WORK TASK | Only the lines that contain the string "JSON" belong in the answer; pull them from the records.

(Excerpts from an interface dataset)
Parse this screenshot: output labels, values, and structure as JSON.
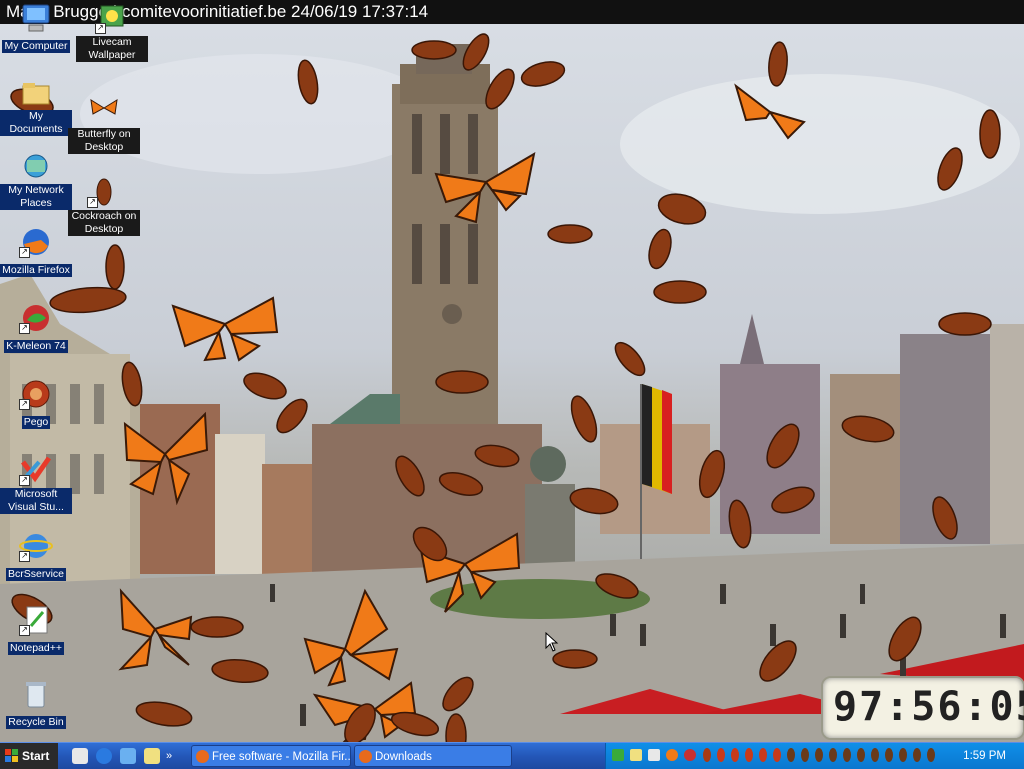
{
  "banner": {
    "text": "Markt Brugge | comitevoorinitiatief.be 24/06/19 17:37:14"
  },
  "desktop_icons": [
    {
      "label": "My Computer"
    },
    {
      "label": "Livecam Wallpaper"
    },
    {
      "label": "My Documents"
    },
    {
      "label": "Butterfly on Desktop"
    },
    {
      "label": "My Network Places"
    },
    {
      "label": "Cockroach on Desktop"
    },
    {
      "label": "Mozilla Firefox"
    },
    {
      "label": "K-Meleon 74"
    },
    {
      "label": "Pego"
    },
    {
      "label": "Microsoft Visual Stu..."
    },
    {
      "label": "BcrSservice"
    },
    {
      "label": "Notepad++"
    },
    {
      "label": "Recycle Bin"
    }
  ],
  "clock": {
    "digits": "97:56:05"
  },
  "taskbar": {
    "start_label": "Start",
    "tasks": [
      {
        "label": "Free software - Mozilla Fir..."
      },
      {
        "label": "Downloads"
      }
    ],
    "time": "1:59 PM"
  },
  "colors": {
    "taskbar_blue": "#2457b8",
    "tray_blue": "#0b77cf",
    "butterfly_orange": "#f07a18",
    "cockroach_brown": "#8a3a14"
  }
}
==
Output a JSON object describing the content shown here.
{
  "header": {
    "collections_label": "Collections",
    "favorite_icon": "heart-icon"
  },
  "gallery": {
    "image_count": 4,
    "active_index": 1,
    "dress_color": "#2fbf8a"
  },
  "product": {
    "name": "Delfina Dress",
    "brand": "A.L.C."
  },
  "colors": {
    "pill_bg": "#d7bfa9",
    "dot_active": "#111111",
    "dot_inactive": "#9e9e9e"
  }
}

TASK RESPONSE |
Parse this screenshot: output labels, values, and structure as JSON.
Output a JSON object describing the content shown here.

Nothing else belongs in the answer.